Nutrition exerts profound influence on immunological functions effecting both cell-mediated (humoral) and T cell-mediated (cellular) immune functions. Even the interaction of the immune systems can be profoundly influenced by restrictions or excesses of dietary constituents. In experimental systems where it is possible to control precisely the influence of specific nutriments, development and expression of autoimmune diseases and the associated immunodeficiencies of aging can be delayed by restrictions of dietary protein, protein and calories, fat, zinc, or even essential fatty acids. Tumor immunities likewise can be affected and sometimes even enhanced by restriction of protein, calories, or protein and calories, an influence associated with major delay in development of the experimental cancers--e.g. breast cancer.
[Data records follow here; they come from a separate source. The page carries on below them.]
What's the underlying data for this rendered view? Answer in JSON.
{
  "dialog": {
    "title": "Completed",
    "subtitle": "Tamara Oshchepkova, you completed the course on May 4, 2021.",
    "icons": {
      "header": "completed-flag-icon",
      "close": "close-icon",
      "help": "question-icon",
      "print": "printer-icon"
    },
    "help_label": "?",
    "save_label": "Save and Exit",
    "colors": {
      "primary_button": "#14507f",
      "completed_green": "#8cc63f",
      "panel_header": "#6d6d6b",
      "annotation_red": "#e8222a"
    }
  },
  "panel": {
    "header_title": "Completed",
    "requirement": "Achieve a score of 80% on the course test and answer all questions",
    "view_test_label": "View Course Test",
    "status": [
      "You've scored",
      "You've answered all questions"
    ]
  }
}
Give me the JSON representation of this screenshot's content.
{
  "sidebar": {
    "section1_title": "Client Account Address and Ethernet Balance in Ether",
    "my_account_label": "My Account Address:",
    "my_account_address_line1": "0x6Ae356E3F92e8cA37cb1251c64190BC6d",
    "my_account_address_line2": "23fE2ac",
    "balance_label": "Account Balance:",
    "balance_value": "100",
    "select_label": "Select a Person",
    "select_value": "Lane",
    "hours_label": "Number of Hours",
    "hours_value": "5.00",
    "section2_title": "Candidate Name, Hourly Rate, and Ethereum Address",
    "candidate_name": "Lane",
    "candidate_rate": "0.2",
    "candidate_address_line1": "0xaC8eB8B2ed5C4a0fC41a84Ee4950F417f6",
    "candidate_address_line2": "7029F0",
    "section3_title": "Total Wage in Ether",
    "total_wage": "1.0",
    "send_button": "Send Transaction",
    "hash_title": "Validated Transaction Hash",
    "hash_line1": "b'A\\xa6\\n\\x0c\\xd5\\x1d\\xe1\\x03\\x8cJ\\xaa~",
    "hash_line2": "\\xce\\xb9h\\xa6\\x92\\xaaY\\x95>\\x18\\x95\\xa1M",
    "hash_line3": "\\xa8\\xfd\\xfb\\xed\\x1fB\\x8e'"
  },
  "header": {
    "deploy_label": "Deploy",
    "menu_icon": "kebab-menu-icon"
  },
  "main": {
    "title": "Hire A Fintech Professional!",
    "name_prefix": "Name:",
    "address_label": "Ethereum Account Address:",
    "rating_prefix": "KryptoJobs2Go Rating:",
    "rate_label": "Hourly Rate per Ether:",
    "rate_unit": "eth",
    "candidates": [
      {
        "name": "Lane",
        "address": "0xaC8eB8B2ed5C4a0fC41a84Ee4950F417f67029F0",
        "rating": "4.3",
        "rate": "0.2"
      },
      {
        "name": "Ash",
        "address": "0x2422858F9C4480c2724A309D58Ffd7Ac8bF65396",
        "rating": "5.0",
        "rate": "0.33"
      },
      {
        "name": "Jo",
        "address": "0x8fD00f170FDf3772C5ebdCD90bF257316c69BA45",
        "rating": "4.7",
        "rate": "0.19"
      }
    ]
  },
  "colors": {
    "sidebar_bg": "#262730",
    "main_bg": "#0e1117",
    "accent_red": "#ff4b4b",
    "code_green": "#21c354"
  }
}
T cell-mediated immunodeficiencies associated with clinically apparent protein or protein calorie malnutrition are often attributable not to the major nutriment deficiencies per se but to accompanying zinc deficiency, a finding reflecting the vital role of zinc in many immunological functions. Dietary zinc deficiency appears to be responsible, at least in part, for the immunodeficiency that is so regularly associated with certain human cancers, such as epidermoid cancers of the head and neck region.
|Original language||English (US)|
|Number of pages||27|
|Journal||Annual Review of Nutrition|
|State||Published - Dec 1 1982|
ASJC Scopus subject areas
- Medicine (miscellaneous)
- Nutrition and Dietetics